In the treatment of multiple myeloma, the addition of carfilzomib to a currently accepted two-drug combination produced significantly better results than using the two drugs alone, according to a worldwide research team led by investigators from the Mayo Clinic. The findings were reported online on December 6, 2014 in an open-access article in the New England Journal of Medicine, and will be presented on December 7, 2014 at the annual meeting of the American Society of Hematology (ASH), held in San Francisco. Interim analysis of the ASPIRE clinical trial, which enrolled 792 patients with relapsed multiple myeloma from 20 countries, found an "unprecedented" prolongation of the time patients were free of disease progression, says the study's lead investigator, Keith Stewart, M.B., Ch.B, a Mayo Clinic oncologist and Professor of Medicine in Arizona. "Patients taking three drugs -- carfilzomib, lenalidomide, and dexamethasone -- stayed free of disease progression for 26 months on average," he says. "No one has reported anything like this before for relapsed multiple myeloma." Researchers found that adding carfilzomib to standard treatment (lenalidomide and dexamethasone) resulted in 8.7 months of longer remission, almost 50 percent longer than the standard two-drug combination (26.3 months versus 17.6 months). The number of patients who responded to treatment was also significantly improved by adding carfilzomib to standard treatment -- 87.4 percent versus 66.9 percent-- and more than three times more patients had no detectable disease after the three-drug treatment (31.8 percent versus 9.3 percent). Although results were preliminary, there was also a trend toward improved overall survival, Dr. Stewart says. "Importantly, patients on the three-drug cocktail also reported a better quality of life despite a higher intensity of treatment," he says.

Smoking Associated with Mosaic Loss of Y-Chromosome

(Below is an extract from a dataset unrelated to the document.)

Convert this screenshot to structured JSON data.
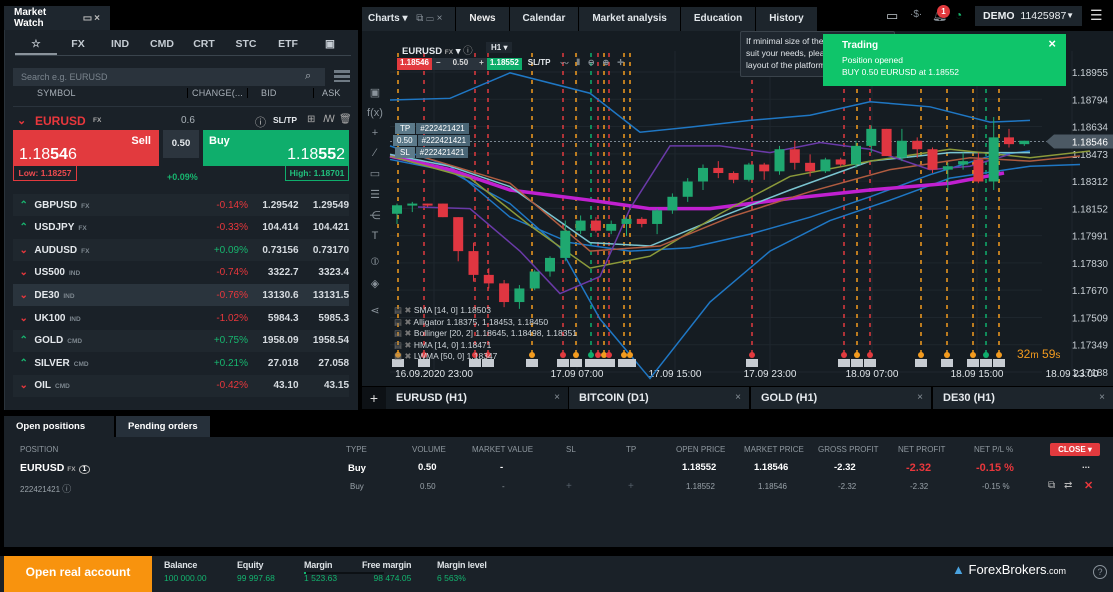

In a new study, published online on December 4, 2014 in Science, researchers at Uppsala University, and collaborators, demonstrate an association between smoking and loss of the Y-chromosome (image) in blood cells. The researchers have previously shown that loss of the Y-chromosome is linked to cancer. Because only men have the Y-chromosome, these results might explain why smoking is a greater risk factor for cancer among men and, in the broader perspective, also help explain why men in general have shorter lifespans. Smoking is a risk factor for various diseases, not only lung cancer. Epidemiological data show that male smokers have a greater risk of developing cancer outside the respiratory tract than female smokers. In the present study, which is the result of an international collaboration, the researchers discovered an association between smoking and genetic damage among men that might explain this sex difference. “We have previously in 2014 demonstrated an association between loss of the Y-chromosome in blood and greater risk for cancer. We now tested if there were any lifestyle- or clinical factors that could be linked to loss of the Y-chromosome. Out of a large number of factors that were studied, such as age, blood pressure, diabetes, alcohol intake, and smoking, we found that loss of the Y-chromosome in a fraction of the blood cells was more common in smokers than in non-smokers,” says Lars Forsberg, Ph.D., researcher in the Department of Immunology, Genetics, and Pathology, Uppsala University, and the key scientist responsible for the study. The association between smoking and loss of the Y chromosome was dose-dependent, i.e. loss of the Y-chromosome was more common in heavy smokers compared to moderate smokers.